Current guidelines advise to vaccinate every hepatitis B virus (HBV)-susceptible HIV patient against HBV until sufficient antibody titers have been reached. However, in this era of combination antiretroviral therapy (cART), acute HBV infection rarely occurs in patients who lack this immune protection. We analyzed whether HBV-active cART (lamivudine, emtricitabine, tenofovir) might work as a preexposure prophylaxis (PrEP) to explain this effect.
From our HIV cohort at the Onze Lieve Vrouwe Gasthuis hospital (N = 2942), patients were selected retrospectively for negative HBV serology (HBsAg, anti-HBs and anti-HBc-negative) at cohort entry. Men who have sex with men (MSM) with a second HBV serology available were included for analysis. The incidence of anti-HBc conversion was determined and correlated with the use of HBV-active drugs. Kaplan–Meier curves and log-rank tests were used to compare HBV-free survival for MSM.

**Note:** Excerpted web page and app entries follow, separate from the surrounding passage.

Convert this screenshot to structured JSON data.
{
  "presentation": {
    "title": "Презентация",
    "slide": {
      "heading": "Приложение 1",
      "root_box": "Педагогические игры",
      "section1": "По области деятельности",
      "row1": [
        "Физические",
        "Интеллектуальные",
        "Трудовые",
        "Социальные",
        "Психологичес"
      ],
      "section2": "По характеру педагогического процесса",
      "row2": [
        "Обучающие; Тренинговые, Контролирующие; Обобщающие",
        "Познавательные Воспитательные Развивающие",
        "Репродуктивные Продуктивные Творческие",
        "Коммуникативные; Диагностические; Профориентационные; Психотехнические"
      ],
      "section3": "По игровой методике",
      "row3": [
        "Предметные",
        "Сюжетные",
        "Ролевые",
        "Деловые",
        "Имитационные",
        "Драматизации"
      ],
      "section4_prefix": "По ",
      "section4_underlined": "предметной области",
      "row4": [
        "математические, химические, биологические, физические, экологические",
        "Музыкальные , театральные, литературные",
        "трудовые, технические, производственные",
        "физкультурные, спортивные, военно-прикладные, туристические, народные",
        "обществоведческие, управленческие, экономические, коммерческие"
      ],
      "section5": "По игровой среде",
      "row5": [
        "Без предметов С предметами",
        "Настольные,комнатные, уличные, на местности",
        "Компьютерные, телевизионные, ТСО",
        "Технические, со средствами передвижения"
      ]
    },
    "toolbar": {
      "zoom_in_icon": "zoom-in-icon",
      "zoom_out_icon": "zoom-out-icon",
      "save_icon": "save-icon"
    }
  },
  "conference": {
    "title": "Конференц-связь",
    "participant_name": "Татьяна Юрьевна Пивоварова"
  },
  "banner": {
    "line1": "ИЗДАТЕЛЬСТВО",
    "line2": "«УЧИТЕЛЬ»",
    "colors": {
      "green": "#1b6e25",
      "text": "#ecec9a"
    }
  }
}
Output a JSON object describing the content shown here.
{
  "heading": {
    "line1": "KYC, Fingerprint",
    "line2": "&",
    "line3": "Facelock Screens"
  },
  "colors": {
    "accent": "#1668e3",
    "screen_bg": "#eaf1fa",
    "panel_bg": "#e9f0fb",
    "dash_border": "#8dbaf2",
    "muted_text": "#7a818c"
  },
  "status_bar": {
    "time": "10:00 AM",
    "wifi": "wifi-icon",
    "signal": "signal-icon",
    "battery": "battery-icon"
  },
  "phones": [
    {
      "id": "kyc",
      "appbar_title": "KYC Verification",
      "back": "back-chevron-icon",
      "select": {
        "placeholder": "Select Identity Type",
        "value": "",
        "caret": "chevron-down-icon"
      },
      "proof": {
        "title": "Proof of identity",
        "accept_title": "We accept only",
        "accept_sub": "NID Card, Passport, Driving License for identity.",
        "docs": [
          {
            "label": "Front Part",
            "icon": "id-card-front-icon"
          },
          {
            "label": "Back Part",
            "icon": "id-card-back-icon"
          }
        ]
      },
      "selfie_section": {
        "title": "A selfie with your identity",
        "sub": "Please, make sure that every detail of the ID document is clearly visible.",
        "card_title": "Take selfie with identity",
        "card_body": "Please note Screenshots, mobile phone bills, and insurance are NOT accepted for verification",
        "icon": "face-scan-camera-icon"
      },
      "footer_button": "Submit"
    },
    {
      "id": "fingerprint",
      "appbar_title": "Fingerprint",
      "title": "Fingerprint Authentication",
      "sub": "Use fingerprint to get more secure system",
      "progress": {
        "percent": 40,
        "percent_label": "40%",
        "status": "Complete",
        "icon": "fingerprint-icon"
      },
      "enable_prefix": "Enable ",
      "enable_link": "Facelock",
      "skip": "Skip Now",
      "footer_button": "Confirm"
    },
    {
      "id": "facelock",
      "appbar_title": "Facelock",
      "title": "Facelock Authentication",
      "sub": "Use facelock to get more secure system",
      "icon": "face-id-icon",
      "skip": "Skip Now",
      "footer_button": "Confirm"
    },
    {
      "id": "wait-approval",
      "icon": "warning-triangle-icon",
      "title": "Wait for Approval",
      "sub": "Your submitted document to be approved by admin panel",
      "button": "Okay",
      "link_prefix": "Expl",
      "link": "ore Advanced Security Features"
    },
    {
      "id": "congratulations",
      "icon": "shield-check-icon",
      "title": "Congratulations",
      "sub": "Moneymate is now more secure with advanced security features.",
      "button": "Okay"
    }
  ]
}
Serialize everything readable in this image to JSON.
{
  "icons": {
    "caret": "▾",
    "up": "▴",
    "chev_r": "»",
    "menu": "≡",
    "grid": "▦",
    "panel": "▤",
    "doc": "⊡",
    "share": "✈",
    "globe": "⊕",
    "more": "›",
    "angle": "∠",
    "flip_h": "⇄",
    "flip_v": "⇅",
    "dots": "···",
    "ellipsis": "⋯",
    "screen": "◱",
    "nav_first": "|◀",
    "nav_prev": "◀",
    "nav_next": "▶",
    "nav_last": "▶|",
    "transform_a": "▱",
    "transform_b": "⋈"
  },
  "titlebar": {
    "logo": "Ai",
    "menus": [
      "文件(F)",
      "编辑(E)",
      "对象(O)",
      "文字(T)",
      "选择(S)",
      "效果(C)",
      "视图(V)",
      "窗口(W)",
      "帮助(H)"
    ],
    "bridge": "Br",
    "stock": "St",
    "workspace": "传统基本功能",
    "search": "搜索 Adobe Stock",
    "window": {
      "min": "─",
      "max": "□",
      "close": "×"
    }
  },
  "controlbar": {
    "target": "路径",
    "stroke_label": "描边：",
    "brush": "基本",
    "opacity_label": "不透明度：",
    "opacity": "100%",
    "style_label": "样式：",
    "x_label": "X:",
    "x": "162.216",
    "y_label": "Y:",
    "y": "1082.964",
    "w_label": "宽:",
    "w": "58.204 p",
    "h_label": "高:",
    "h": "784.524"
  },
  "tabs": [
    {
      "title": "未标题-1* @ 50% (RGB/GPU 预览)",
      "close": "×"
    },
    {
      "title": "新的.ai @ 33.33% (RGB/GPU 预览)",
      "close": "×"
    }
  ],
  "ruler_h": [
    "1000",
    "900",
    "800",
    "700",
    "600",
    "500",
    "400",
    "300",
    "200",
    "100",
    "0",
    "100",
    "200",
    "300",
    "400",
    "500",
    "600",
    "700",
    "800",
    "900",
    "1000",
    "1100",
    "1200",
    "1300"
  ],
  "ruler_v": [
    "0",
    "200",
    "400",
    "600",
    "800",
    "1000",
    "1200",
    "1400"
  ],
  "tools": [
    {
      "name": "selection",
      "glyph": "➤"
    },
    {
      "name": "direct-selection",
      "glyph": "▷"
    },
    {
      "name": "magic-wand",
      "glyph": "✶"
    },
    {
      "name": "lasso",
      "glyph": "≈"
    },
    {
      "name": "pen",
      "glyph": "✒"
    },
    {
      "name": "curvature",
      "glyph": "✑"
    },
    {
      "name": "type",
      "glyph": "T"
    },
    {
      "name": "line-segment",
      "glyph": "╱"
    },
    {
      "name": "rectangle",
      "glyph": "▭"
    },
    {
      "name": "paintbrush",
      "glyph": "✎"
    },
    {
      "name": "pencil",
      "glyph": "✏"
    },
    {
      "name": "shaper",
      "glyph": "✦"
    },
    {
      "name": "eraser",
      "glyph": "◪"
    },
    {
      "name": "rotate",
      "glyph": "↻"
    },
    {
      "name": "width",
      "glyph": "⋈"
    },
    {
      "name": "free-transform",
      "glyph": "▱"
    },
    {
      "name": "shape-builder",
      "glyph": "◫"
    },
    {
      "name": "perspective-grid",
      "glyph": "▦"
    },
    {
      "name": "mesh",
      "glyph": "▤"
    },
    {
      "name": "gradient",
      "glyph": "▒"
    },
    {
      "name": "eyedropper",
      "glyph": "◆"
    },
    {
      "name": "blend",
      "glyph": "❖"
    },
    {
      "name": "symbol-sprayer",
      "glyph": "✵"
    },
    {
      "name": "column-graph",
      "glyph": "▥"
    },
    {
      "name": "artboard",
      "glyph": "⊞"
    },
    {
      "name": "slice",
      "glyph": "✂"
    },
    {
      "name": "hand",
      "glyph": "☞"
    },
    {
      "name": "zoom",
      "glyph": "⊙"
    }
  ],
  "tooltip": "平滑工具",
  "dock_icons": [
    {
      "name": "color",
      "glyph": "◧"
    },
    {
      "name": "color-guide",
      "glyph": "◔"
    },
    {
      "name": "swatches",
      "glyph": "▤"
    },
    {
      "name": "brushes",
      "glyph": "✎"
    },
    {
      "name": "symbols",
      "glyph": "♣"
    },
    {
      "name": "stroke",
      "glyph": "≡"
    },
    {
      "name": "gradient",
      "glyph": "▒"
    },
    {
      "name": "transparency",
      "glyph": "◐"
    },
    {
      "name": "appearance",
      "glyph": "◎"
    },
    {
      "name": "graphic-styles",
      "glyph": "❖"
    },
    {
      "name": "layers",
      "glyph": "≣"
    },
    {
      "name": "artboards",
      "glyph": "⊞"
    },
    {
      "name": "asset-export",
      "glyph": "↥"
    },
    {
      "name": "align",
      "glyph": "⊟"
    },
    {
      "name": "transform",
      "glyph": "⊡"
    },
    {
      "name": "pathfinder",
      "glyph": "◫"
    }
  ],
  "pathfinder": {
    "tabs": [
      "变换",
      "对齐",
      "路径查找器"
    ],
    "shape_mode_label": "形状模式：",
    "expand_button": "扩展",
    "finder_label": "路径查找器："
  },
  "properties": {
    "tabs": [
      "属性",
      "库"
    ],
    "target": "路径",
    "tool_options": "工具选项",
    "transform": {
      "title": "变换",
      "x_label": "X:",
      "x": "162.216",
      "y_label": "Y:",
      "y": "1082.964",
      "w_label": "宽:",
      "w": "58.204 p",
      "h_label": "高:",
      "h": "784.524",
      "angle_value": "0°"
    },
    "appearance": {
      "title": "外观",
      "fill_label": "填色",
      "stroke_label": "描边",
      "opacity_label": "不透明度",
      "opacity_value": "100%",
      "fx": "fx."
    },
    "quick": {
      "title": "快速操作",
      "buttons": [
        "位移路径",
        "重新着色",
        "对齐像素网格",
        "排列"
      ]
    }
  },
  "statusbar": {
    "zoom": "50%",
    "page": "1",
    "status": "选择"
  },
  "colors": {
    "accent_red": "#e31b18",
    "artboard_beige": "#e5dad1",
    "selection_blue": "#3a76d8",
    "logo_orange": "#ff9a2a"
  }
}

In total, 33 HBV infections occurred in 381 eligible MSM over a median follow-up of 2470 days (interquartile range 1146–3871.5). The incident rate per 100 patient-years of follow-up was 1.10 overall, but differed strongly dependent on the use of HBV-active drugs: 2.85/100 patient-years of follow-up in the absence of HBV-active drugs, 1.36 when only lamivudine was used, and 0.14 in the presence of tenofovir. Furthermore, HBV-free survival rate was significantly higher when HBV-active cART was used, in particular when this HBV-active cART contained tenofovir (log-rank P <0.001).
Our findings demonstrate that HBV-active cART protects against the occurrence of de-novo HBV infection, most strongly when tenofovir is used.
aDepartment of Internal Medicine
bDepartment of Medical Microbiology
cTeaching Hospital, Onze Lieve Vrouwe Gasthuis, Amsterdam, The Netherlands.
Correspondence to Kees Brinkman, Onze Lieve Vrouwe Gasthuis, Oosterpark 9, 1091 AC Amsterdam, The Netherlands. E-mail: email@example.com
Received 30 June, 2013
Revised 9 December, 2013
Accepted 9 December, 2013
This study was presented as oral paper at the Conference of Retroviruses and Opportunistic Infections 2013, Atlanta.